When I discovered Tony Hillerman, I thought I’d gone to reader heaven. He’s exactly what I love about an atmospheric book–he carries me away to an alternate world, lets me know that I’m not the only one who struggles with my foibles, and teaches me about culture in a non-narrative way. I quickly finished his series and then he passed on so I could read no more. I do read his daughter’s books, but there’s something missing (don’t get me wrong; I read every book she publishes).
Then I couldn’t find more–until I discovered R. Allen Chappell’s Navajo Nation Mysteries. It’s about three Navajo friends–Charlie Yazzie, a Navajo Legal Services investigator; Thomas Begay, a reformed drunk; and Harley Ponyboy, their friend who is trying to reform his life–and the unexpected adventures they become involved in mostly because a relative (of which, in Navajo culture, there are many) gets into trouble or an injustice occurs that the FBI (the US legal oversight of reservations) isn’t taking seriously enough, especially according to Navajo beliefs. Each book focuses on one such event with a liberal dose of how every action and word is a product of the Navajo community.
If you’re wondering how authentic the culture and backstory is, see for yourself:
Magpie sat atop a scrub oak and in the haughty manner of its kind cocked a sparkling eye at the old singer and gurgled deep in its throat. He well knew that magpies can speak should they take a notion, and often see well beyond the world of man.

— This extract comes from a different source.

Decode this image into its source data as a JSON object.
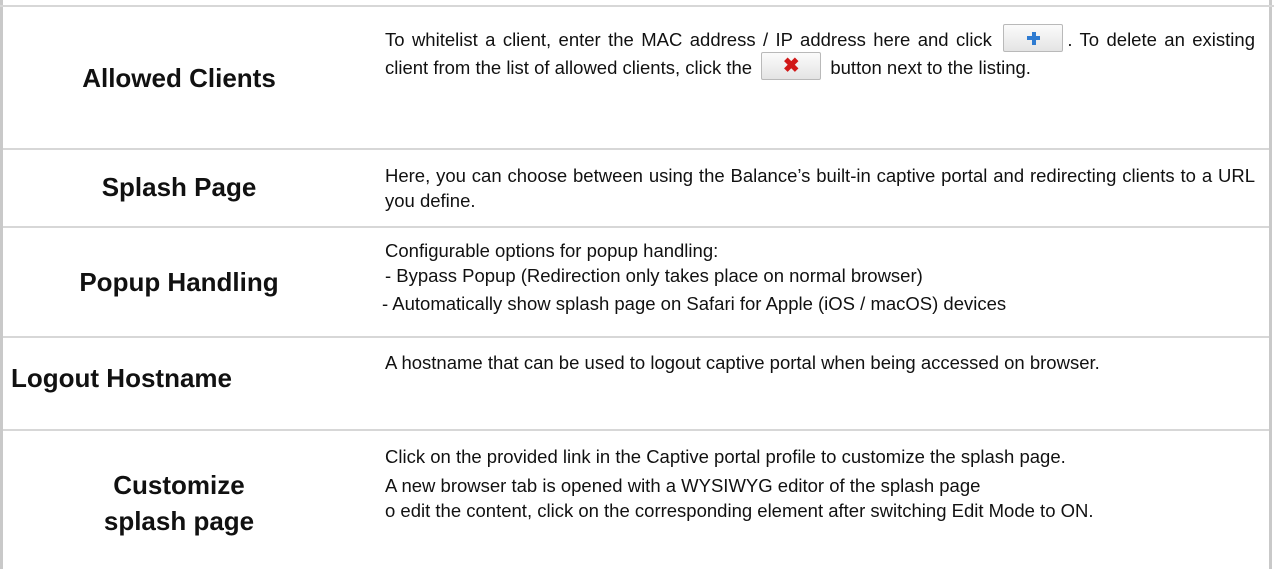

[Lucy Tallwoman] had only that morning fashioned the little yarn tail, the ch’ihónít’t, (many thought it only a loose thread) at the bottom corner of the blanket. It was that thread that allowed the weaver’s spirit to escape the finished piece and not be trapped.
Lucy knew her white patrons pictured her life on the reservation as peacefully languid, simple, nearly idyllic, but for those who follow the old Diné ways life can be more complicated––a spider’s web of myth and superstition. Often she found herself walking a thin line between the two worlds and was not always sure she had taken the right path.
This is how it is, Charlie thought to himself. Harley makes a good case for what happened and then throws it all away by thinking someone is a witch and has supernatural powers. This is the sort of thing holding my people back.
…might not even be whites. To his way of thinking, these tracks stayed too much to the cover to be whites. The tracks were at least twenty-four hours old. The slight wind erosion on both sides of the prints made this clear. Afternoon winds sweeping up the ridge the afternoon before and then the downward flow of the night winds showed a near equal blurring of both edges of the track. Reading sign in this dry country was more
There is so much background on Navajo life and customs, you feel you are part of it, despite that most of us could never be included in that world. Sadly, it was only five books long and now, again, I’m adrift.
More atmospheric novels:
Jacqui Murray is the author of the popular Building a Midshipman, the story of her daughter’s journey from high school to United States Naval Academy, and the thrillers, To Hunt a Sub and Twenty-four Days. She is also the author/editor of over a hundred books on integrating tech into education, adjunct professor of technology in education, webmaster for four blogs, an Amazon Vine Voice book reviewer, a columnist for TeachHUB, monthly contributor to Today’s Author and a freelance journalist on tech ed topics. You can find her books at her publisher’s website, Structured Learning.